LEAP Program Helps Students Over Summer Slide

The Summer LEAP, or Learning Enrichment and Academic Progress, continues through August ahead of school starting back up in September. Pictured are Love Elementary School students at Midway State Park last week. P-J photo by Jordan W. Patterson

Students in the Jamestown Public Schools District continue to leap over the summer slide.

On a field trip at Midway State Park recently, students from Love Elementary School were about to enjoy a day of fun, a reward for their work through the expanded summer literacy program.

“Phenomenal,” said Sierra Cross, Love LEAP coordinator, when asked how she would describe the summer program.

Across Chautauqua County, about 400 Jamestown elementary students were on a field trip somewhere. As part of the summer JPS LEAP, or Learning Enrichment and Academic Progress, program those students also receive literacy enrichment throughout the week.

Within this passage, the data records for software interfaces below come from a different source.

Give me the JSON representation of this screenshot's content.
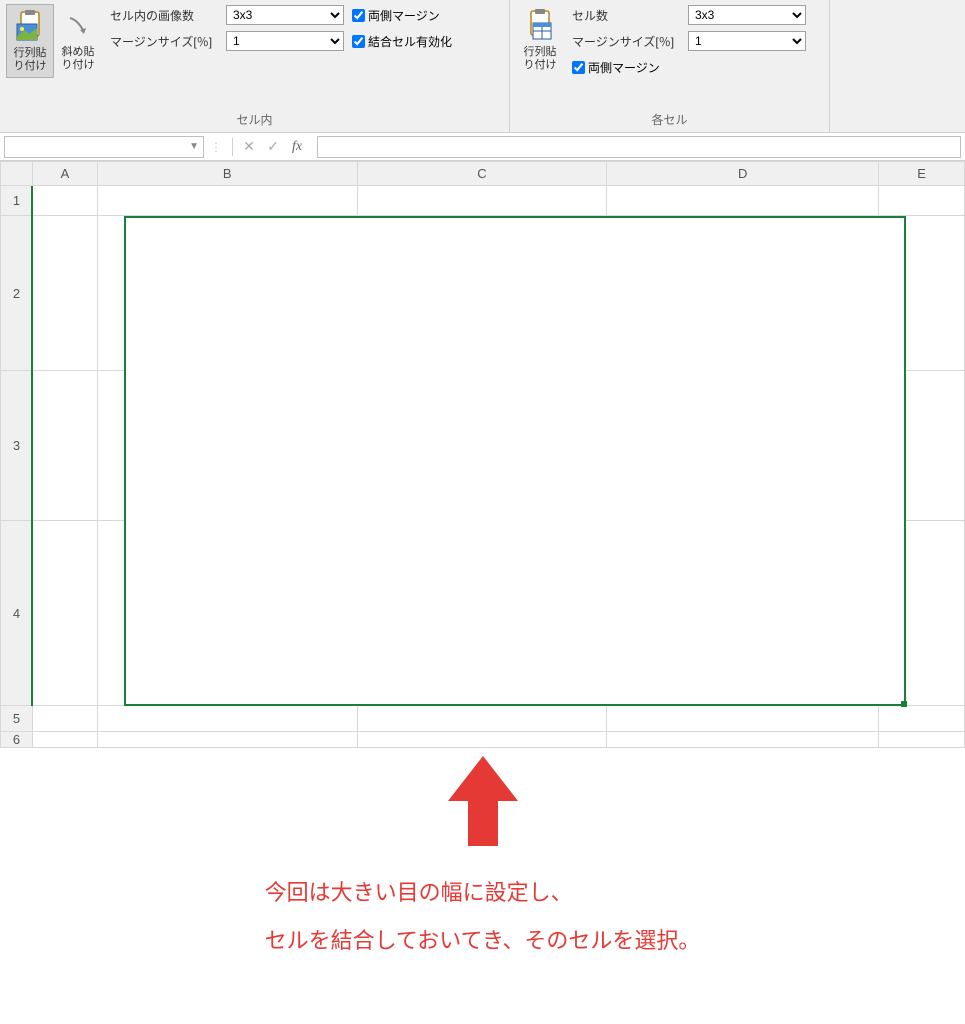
{
  "ribbon": {
    "group1": {
      "button1": "行列貼\nり付け",
      "button2": "斜め貼\nり付け",
      "label_images": "セル内の画像数",
      "select_images": "3x3",
      "label_margin": "マージンサイズ[％]",
      "select_margin": "1",
      "check_both_margin": "両側マージン",
      "check_merge": "結合セル有効化",
      "group_label": "セル内"
    },
    "group2": {
      "button1": "行列貼\nり付け",
      "label_cells": "セル数",
      "select_cells": "3x3",
      "label_margin": "マージンサイズ[％]",
      "select_margin": "1",
      "check_both_margin": "両側マージン",
      "group_label": "各セル"
    }
  },
  "formula_bar": {
    "name_box": "",
    "fx": "fx",
    "formula": ""
  },
  "columns": [
    "A",
    "B",
    "C",
    "D",
    "E"
  ],
  "rows": [
    "1",
    "2",
    "3",
    "4",
    "5",
    "6"
  ],
  "annotation": {
    "line1": "今回は大きい目の幅に設定し、",
    "line2": "セルを結合しておいてき、そのセルを選択。"
  }
}
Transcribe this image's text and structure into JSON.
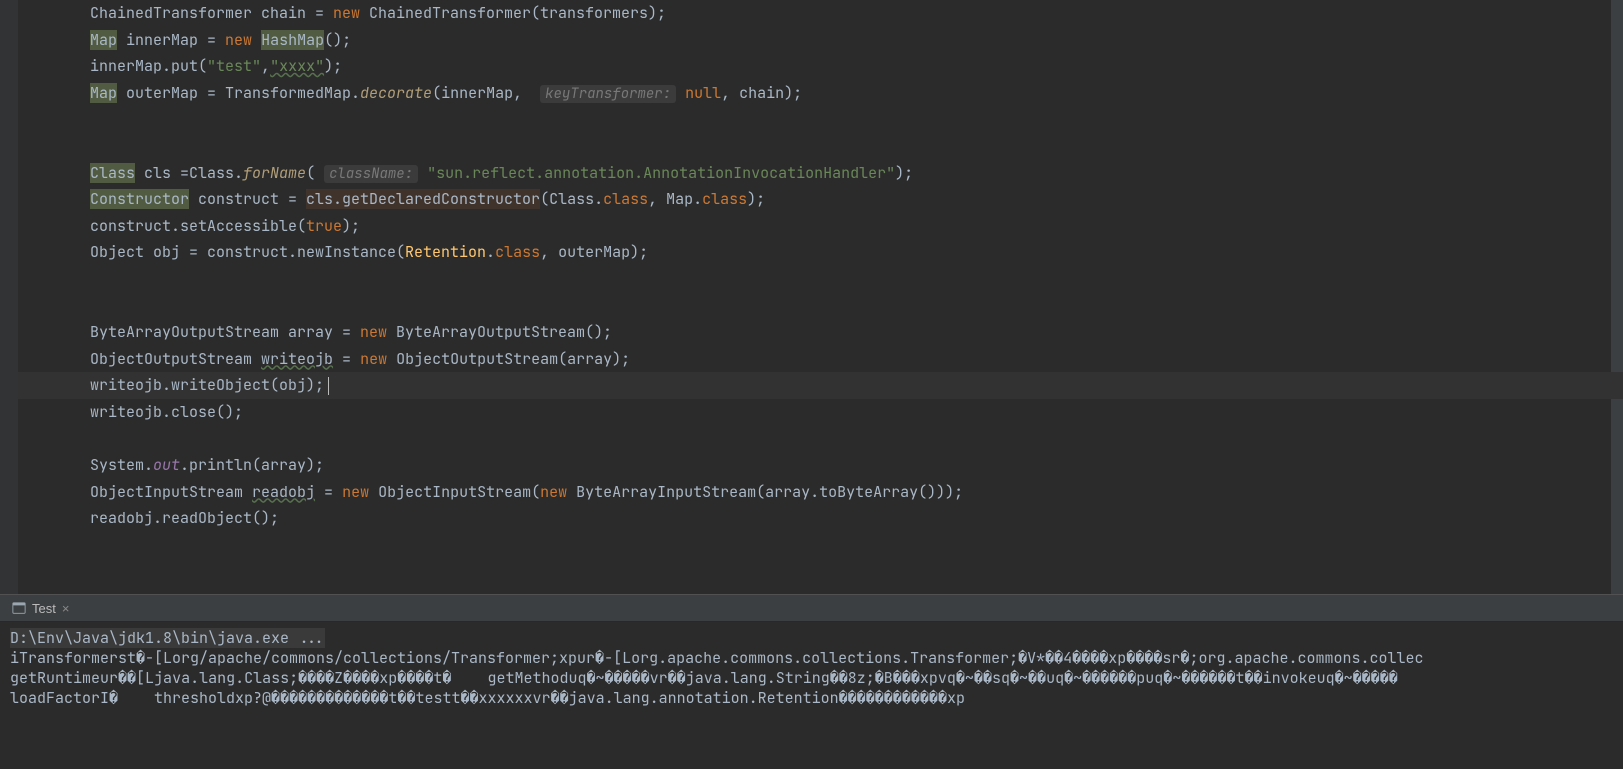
{
  "code": {
    "l1": {
      "a": "ChainedTransformer chain = ",
      "kw": "new",
      "b": " ChainedTransformer(transformers);"
    },
    "l2": {
      "a": "Map",
      "b": " innerMap = ",
      "kw": "new",
      "c": " ",
      "d": "HashMap",
      "e": "();"
    },
    "l3": {
      "a": "innerMap.put(",
      "s1": "\"test\"",
      "b": ",",
      "s2": "\"xxxx\"",
      "c": ");"
    },
    "l4": {
      "a": "Map",
      "b": " outerMap = TransformedMap.",
      "m": "decorate",
      "c": "(innerMap, ",
      "hint": "keyTransformer:",
      "kw": " null",
      "d": ", chain);"
    },
    "l7": {
      "a": "Class",
      "b": " cls =Class.",
      "m": "forName",
      "c": "(",
      "hint": "className:",
      "d": " ",
      "s": "\"sun.reflect.annotation.AnnotationInvocationHandler\"",
      "e": ");"
    },
    "l8": {
      "a": "Constructor",
      "b": " construct = ",
      "c": "cls.getDeclaredConstructor",
      "d": "(Class.",
      "kw1": "class",
      "e": ", Map.",
      "kw2": "class",
      "f": ");"
    },
    "l9": {
      "a": "construct.setAccessible(",
      "kw": "true",
      "b": ");"
    },
    "l10": {
      "a": "Object obj = construct.newInstance(",
      "c": "Retention",
      "b": ".",
      "kw": "class",
      "d": ", outerMap);"
    },
    "l13": {
      "a": "ByteArrayOutputStream array = ",
      "kw": "new",
      "b": " ByteArrayOutputStream();"
    },
    "l14": {
      "a": "ObjectOutputStream ",
      "w": "writeojb",
      "b": " = ",
      "kw": "new",
      "c": " ObjectOutputStream(array);"
    },
    "l15": {
      "a": "writeojb.writeObject(obj);"
    },
    "l16": {
      "a": "writeojb.close();"
    },
    "l18": {
      "a": "System.",
      "f": "out",
      "b": ".println(array);"
    },
    "l19": {
      "a": "ObjectInputStream ",
      "w": "readobj",
      "b": " = ",
      "kw": "new",
      "c": " ObjectInputStream(",
      "kw2": "new",
      "d": " ByteArrayInputStream(array.toByteArray()));"
    },
    "l20": {
      "a": "readobj.readObject();"
    }
  },
  "tool": {
    "tab": "Test",
    "cmd": "D:\\Env\\Java\\jdk1.8\\bin\\java.exe ...",
    "out1": "iTransformerst�-[Lorg/apache/commons/collections/Transformer;xpur�-[Lorg.apache.commons.collections.Transformer;�V*��4����xp����sr�;org.apache.commons.collec",
    "out2": "getRuntimeur��[Ljava.lang.Class;����Z����xp����t�    getMethoduq�~�����vr��java.lang.String��8z;�B���xpvq�~��sq�~��uq�~������puq�~������t��invokeuq�~�����",
    "out3": "loadFactorI�    thresholdxp?@�������������t��testt��xxxxxxvr��java.lang.annotation.Retention������������xp"
  }
}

And as an incentive, Fridays are designated for some form of a field trip.

The scheduled summer trips include traveling to the Erie Zoo, Midway State Park, Presque Isle State Park, the Audubon Community Nature Center, the Roger Tory Peterson Institute for Natural History and other outdoors walking field trips at each individual school.

The purpose of the program is to combat what’s referred to as the summer slide when students take months off from literacy risking the loss of what they learned from the previous school year.

This year, the Winifred Crawford Dibert Boys and Girls Club of Jamestown provides services for Lincoln Elementary School; the YWCA covers both Fletcher and Bush Elementary schools; and the YMCA manages Ring and Love elementary schools. Each of the five Jamestown elementary schools are undergoing the summer program in partnership with the local agencies.

“The goal is to minimize the summer slide,” said Danielle Russell, JPS K-12 literacy coordinator, who has visited each site this summer.

District teachers, serving as literacy interventionists, have been giving group lessons four days week for students in the summer program. Students work on phonemic awareness, sight words, guided reading including fluency and comprehension. The progress of the students is also tracked in order to observe any increases in their literacy levels.

Russell said, in the past, students typically maintain their literacy level or exceed their standing at the start of the next school year.

The literacy intervention is provided by 30 Jamestown teachers with six staff members at each school.

Russell said the services provided by the local partners complement the literacy enrichment for the remainder of the day. The students are at each site for a full day five days a week. Last year, the three schools involved in the program only had the students for half days.

The program is an expansion of Jamestown’s summer literacy program that was in place for several years. A major difference between the two iterations is the sheer amount of students that are included. LEAP is currently offering summer literacy and enrichment to the 430 enrolled students compared to the 134 students that were involved last summer.

The program was announced in March 2018 at a community forum meeting inside the Robert H. Jackson Center in Jamestown by Dr. Bret Apthorpe, JPS superintendent.

Russell and Cross emphasized the importance of the local partnerships, expanded enrollment and the district-provided transportation as an added bonus to the program.

Russell believes the district’s effort to provide transportation is the primary reason enrollment has increased.

The program will continue to Aug. 23 each week Monday through Friday at each of the schools.

On the first day of the summer program Jeff Kroon, Boys and Girls Club executive director, and Apthorpe said the goal was to combine literacy and fun.

Last week, as a result of their literacy work, students were reaping one side of the benefits from LEAP.